The problem with swaddling is that it "positions the legs in extension, that is, straight," explains the report's author Dr. Nicholas P. Clarke, a professor and consultant orthopedic surgeon at the University of Southampton, in the United Kingdom. "But in order for the hips to develop properly in the first six months, the legs need to be flexed and abducted, that is, separated."
Thus, swaddling, which holds the legs rigidly in place, can provoke dysplasia, particularly in infants at risk, Clarke says.
Doctors suspect that swaddling increases the risk of dysplasia because it gets in the way of normal development, says Dr. Anthony Scaduto, chief of pediatric orthopedics at the Orthopedic Institute for Children at the University of California, Los Angeles.
In the early months, babies' hips are still very malleable, Scaduto explains.
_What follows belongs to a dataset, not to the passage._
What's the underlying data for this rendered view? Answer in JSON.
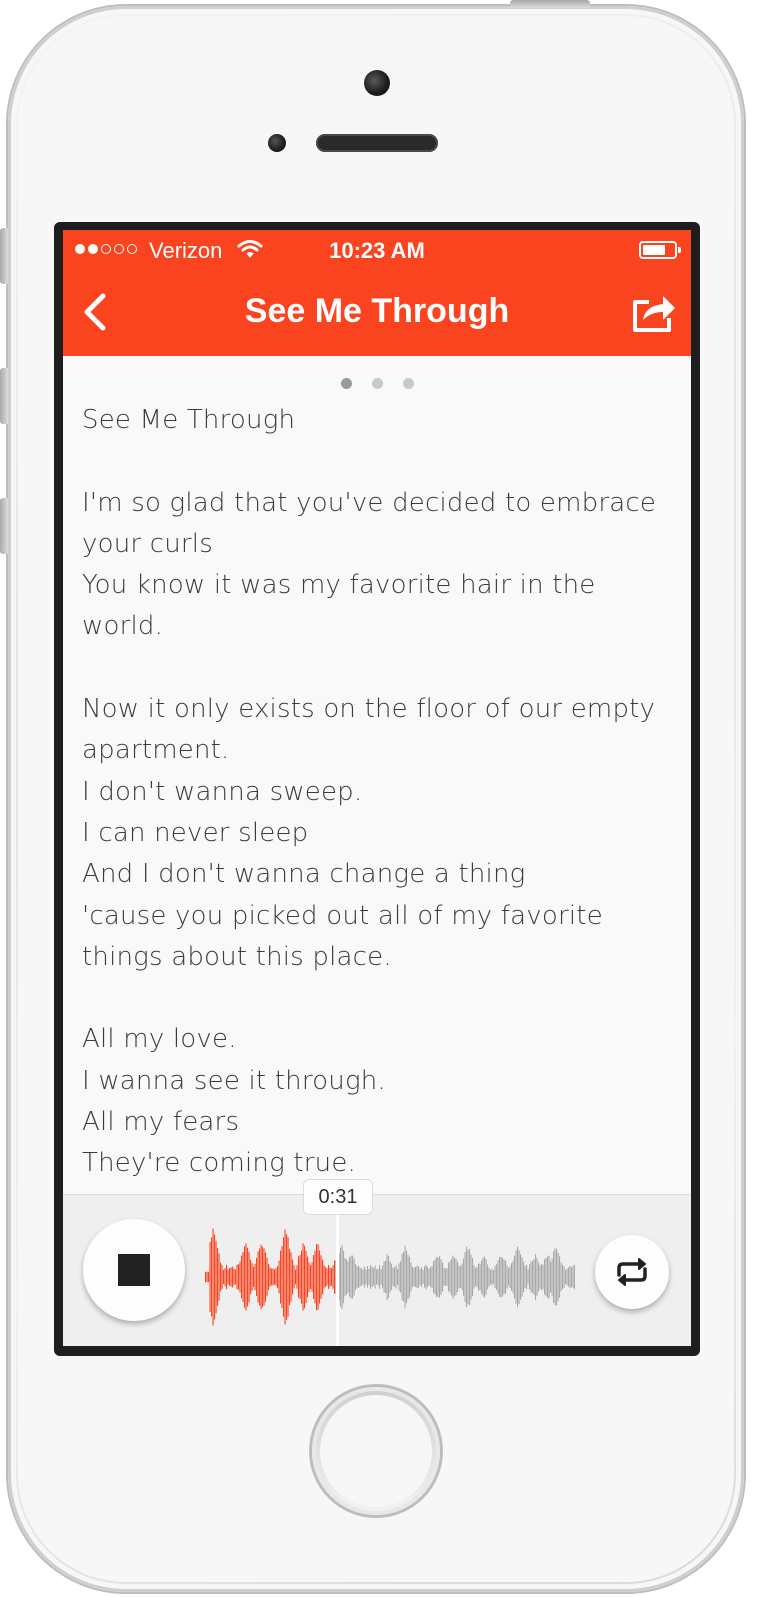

In normal development, when babies move their legs, that drives the ball of the femur deeper into the socket, causing permanent changes to the joint.
"If the pressure from the ball isn't there, then the socket grows more flat and plate-like," Scaduto says.
And that shallow socket can lead to hip dysplasia.
Scaduto has noticed that an increasing percentage of the patients referred to him because of suspected hip dysplasia have been swaddled.
After reviewing all the available studies on infants and swaddling, Clarke determined that swaddled infants "arouse less and sleep longer."
"Parents are turning to swaddling because there is a view that it helps sleep, which it does, and colic, which it does not," Clarke says.
There are other risk factors for hip dysplasia, Clarke notes, including "breech delivery and family history," but environmental factors such as swaddling can't be ignored.
Hip dysplasia that is diagnosed early can be treated with a splint, Clarke told Today.
Image: Swaddled baby, via Shutterstock